I met an old school friend after 20 years. We reconnected straight away, almost as if those 20 years had never elapsed. It also happened that I met another friend a few days later (I hope she does not read this blog!) and although we meet every few months, this time I felt uneasy. Something had changed. Our interests are no longer the same. She is not keen on listening about my spiritual path and I was not as interested in knowing about her daily activities as I used to be. Our conversations were mostly about her, and after a while, I got tired of it. Basically, I was moving in a different direction, I don’t mean a better one, just a different one. Our friendship changed to friendliness over time.
No strings attached
Some people get confused between friendliness and friendship. We don’t want to be friends with everyone we meet but we are usually friendly towards people, especially if we meet them through someone we know or through work, parties and events. Did you ever meet someone for the first time and try to keep your distance but the other person clearly wants to know you better? You don’t want to be rude, so you have a polite conversation while desperately looking for a way out. The person mistakes your friendliness and thinks that you want to know more. No sooner have you said goodbye than there’s a Facebook friend request waiting for you! Luckily there is a delete option … not so lucky if you know that your paths will cross again. Facebook is a great tool to keep in touch with people you like but it can be awkward when all you want to say ‘I don’t want to be your friend.’
It is easier to ignore a friend request from a stranger than distance ourselves from a friend but having said this, there are actually no strings attached in friendship other than those we choose to tie. Friendships last only for as long as we would like them to. We all change. Our values, personalities, and paths evolve over time and these alter our perception of relationships. Accordingly, we can move away from old friends and make new ones. We are not obliged to be with people who are not on the same wavelength anymore just because we have known them for a long time.
Friends used to be part of our daily lives at school and university. When we start working our priorities, locations and interests usually change. Some friends drop on our list of relationships. The same happens when we get married as they drop further down. As we become a parent they can get to the last position or even disappear completely. However, strong friendships last naturally without us having to do a thing even if we are not often in touch. True friends are like family where the bond lasts forever.
Friends are great teachers
If we take a moment to think about them, we might find that friends are useful teachers. They are a reflection of a part of us and play an important role in the way we see ourselves. Some meet to gossip. Others are there to advise and support each other in times of need. Some meet to relax and have fun. Others meet for social activities or sports. Some meet when they have nothing else to do and need to pass the time. Many of us share a few of these areas with the same friend or can have different ones in each. There is no judgement here. We go through different phases in our lives where a bit of gossiping might do us well, in the same way as going for a walk.
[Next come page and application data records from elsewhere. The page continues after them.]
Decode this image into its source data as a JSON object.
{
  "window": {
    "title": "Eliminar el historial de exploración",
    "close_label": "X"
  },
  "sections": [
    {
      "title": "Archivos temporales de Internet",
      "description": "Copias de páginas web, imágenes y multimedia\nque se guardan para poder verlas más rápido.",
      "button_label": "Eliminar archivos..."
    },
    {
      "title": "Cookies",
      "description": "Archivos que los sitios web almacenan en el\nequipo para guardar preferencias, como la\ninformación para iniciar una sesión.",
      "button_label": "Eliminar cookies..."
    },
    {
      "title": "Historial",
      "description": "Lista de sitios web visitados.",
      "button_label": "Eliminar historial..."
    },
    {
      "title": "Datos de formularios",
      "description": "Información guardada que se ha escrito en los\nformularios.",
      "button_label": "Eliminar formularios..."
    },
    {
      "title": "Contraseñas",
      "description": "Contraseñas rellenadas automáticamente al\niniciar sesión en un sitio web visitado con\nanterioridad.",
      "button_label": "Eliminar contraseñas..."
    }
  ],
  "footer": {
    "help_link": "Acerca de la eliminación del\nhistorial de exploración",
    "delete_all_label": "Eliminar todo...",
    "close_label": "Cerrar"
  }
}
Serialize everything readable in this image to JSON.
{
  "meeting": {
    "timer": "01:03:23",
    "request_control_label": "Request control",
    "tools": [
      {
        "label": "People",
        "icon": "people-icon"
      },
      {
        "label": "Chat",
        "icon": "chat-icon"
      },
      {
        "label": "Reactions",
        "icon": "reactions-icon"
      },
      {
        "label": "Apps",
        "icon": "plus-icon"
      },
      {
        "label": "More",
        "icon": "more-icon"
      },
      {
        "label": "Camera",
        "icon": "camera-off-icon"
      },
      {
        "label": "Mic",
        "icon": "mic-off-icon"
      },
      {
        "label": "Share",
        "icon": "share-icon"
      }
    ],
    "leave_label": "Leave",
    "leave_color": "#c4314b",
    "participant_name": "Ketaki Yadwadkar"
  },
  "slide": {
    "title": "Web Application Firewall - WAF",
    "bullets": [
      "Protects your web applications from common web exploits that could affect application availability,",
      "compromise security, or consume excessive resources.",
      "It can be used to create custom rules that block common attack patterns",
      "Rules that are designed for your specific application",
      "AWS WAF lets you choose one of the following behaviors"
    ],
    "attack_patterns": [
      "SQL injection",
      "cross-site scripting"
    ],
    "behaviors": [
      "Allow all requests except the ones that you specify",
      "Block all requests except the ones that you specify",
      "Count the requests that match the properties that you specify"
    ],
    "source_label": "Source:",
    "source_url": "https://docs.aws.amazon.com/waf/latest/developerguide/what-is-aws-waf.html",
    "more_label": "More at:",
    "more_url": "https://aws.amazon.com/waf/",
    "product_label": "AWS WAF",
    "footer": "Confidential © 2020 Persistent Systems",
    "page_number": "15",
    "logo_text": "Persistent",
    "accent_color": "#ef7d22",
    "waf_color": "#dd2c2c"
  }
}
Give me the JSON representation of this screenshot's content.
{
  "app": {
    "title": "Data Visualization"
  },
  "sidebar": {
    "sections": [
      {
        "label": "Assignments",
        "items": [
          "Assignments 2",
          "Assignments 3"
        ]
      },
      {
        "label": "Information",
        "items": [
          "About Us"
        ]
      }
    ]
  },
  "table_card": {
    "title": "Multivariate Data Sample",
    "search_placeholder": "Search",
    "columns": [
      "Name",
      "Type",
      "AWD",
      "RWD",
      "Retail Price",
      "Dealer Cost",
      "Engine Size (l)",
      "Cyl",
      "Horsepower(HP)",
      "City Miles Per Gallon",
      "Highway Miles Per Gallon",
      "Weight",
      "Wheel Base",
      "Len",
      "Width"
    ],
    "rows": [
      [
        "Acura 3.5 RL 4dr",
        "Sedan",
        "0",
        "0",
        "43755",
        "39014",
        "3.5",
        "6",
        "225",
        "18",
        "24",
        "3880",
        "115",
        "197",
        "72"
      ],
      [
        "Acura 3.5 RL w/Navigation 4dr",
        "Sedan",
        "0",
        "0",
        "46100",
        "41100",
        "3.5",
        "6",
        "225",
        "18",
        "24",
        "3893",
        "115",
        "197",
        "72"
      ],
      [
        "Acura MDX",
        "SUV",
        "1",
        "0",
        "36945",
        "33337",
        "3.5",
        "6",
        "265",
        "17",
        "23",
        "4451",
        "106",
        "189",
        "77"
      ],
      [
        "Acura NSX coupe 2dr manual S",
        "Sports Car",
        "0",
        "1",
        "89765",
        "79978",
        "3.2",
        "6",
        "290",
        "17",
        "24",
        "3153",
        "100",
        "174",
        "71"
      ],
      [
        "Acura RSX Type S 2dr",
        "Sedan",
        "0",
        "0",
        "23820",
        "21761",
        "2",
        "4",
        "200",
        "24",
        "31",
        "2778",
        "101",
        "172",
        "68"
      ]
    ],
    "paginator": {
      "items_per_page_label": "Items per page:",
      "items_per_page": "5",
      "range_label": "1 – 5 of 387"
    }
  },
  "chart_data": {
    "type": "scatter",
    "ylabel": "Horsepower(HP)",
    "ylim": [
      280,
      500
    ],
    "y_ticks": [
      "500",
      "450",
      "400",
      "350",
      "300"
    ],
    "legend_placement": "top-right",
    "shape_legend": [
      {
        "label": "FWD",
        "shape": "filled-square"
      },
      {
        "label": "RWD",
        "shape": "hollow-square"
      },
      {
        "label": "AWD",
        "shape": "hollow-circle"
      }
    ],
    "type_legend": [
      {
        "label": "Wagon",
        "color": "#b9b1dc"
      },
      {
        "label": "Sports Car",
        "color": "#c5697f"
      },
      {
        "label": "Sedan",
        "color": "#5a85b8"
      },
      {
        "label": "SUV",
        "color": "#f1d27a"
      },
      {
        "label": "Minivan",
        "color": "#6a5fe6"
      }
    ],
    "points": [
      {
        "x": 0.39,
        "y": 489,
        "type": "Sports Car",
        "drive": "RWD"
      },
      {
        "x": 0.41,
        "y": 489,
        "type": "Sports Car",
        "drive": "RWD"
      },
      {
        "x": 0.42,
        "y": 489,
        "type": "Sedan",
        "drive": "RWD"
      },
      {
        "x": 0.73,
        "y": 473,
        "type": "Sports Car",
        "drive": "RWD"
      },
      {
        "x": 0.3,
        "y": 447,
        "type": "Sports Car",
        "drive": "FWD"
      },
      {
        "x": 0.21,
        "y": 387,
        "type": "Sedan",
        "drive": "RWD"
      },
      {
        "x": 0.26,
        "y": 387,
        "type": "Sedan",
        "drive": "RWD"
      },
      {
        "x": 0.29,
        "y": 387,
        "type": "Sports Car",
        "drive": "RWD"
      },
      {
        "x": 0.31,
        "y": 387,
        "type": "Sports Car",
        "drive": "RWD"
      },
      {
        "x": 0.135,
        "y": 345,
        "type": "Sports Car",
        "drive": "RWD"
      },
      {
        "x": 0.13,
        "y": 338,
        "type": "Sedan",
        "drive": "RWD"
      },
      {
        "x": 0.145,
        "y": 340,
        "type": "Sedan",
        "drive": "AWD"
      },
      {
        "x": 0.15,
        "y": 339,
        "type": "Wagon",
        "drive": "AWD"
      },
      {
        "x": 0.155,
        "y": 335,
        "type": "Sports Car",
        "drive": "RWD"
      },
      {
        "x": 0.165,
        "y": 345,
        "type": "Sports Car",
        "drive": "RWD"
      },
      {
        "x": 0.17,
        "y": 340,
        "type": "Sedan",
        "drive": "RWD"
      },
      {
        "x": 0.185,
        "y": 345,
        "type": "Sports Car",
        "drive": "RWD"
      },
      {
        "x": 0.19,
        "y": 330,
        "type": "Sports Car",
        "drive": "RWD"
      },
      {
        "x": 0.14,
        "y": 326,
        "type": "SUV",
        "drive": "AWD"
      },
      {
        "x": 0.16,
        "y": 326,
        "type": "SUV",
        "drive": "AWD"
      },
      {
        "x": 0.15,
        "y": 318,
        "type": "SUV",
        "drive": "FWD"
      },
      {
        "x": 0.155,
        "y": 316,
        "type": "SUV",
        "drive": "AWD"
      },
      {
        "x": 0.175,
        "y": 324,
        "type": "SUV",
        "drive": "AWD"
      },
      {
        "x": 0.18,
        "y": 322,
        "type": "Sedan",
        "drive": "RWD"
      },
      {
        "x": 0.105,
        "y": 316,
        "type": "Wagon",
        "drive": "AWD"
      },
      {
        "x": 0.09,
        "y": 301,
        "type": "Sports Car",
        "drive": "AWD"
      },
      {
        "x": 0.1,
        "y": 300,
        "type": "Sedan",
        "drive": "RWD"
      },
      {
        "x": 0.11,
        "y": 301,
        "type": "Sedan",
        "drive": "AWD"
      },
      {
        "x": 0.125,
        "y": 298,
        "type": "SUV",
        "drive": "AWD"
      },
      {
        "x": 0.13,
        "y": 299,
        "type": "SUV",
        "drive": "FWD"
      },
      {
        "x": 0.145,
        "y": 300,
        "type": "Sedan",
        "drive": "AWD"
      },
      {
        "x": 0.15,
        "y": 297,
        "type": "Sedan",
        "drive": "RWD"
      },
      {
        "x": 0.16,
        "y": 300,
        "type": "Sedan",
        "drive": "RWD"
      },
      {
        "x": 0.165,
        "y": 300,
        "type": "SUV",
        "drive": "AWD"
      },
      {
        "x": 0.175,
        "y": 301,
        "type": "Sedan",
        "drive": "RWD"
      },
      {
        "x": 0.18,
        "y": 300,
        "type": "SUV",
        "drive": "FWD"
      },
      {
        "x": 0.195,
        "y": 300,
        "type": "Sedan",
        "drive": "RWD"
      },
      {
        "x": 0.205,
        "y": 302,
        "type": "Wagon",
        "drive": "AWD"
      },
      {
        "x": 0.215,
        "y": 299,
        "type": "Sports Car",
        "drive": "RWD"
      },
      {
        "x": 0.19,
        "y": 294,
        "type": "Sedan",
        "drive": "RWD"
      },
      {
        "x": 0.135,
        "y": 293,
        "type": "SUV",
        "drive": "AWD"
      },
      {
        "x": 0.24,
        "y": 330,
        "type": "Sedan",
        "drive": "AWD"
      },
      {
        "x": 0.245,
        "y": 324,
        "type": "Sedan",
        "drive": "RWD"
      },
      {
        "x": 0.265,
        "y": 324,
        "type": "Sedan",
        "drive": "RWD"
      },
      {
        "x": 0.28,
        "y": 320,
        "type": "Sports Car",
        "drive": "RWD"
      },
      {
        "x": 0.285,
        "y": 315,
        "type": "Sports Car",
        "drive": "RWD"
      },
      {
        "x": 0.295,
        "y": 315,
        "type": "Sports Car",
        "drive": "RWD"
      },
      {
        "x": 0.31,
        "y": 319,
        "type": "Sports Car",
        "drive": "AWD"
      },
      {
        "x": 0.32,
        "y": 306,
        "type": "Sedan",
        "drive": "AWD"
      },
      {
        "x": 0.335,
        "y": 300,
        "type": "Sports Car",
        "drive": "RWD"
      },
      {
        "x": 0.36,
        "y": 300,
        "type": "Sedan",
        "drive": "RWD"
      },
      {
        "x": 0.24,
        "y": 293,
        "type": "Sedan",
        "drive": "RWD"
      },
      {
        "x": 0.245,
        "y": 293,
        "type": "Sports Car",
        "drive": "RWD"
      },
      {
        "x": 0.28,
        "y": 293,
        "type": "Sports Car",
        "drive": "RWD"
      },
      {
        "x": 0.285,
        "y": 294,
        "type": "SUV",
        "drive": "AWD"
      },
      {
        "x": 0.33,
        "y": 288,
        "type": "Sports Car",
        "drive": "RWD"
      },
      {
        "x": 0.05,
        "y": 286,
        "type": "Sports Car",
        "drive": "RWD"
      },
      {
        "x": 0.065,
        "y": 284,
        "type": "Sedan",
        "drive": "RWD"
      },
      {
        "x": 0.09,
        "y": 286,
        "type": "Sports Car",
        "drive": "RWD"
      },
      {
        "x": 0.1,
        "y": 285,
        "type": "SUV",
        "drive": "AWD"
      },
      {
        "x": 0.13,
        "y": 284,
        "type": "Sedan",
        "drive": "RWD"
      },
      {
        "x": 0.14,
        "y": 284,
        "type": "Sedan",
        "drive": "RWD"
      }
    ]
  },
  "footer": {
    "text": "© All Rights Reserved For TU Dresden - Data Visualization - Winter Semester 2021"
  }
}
There is a downside though. Some friendships can become overwhelming to the point that we lose our own identity. At times we look outside for approval. It is normal to ask friends about their opinion on some clothes that we would like to buy but it gets risky if each time we go out we need them to tell us what to wear. It is worse if we allow them to always decide on what to choose, what to do and where to go. Giving advice is one thing but imposing oneself is totally different. People who lack confidence, self-worth and self-love have to be careful not to let a friend take over their life. It is very difficult for us to find a space of our own in such relationships.
When it is time to move on
As we develop confidence and start to feel independent, the energetic bond with domineering friends change. Some of them are able to adjust to shifts and relationships carry on smoothly from a different perspective. They actually feel happy for us and support us in a beneficial way. Unfortunately, some remain stuck in a place where they want us to need them in the same way that they need us. Our friendship has been making them feel useful and strong. By taking this ‘right’ away from them, they start to feel alone and vulnerable. This can also bring up jealousy and resentment. It might be a signal that it is time to either have a serious conversation or simply to let go and move on. Stop watering dead flowers.
Notice how your circle of friends might have evolved over time. It is a reflection of how you have changed and it might also be an indication of the direction in which you are heading. It is advisable to be around people who bring out the very best in you and help you develop your life positively.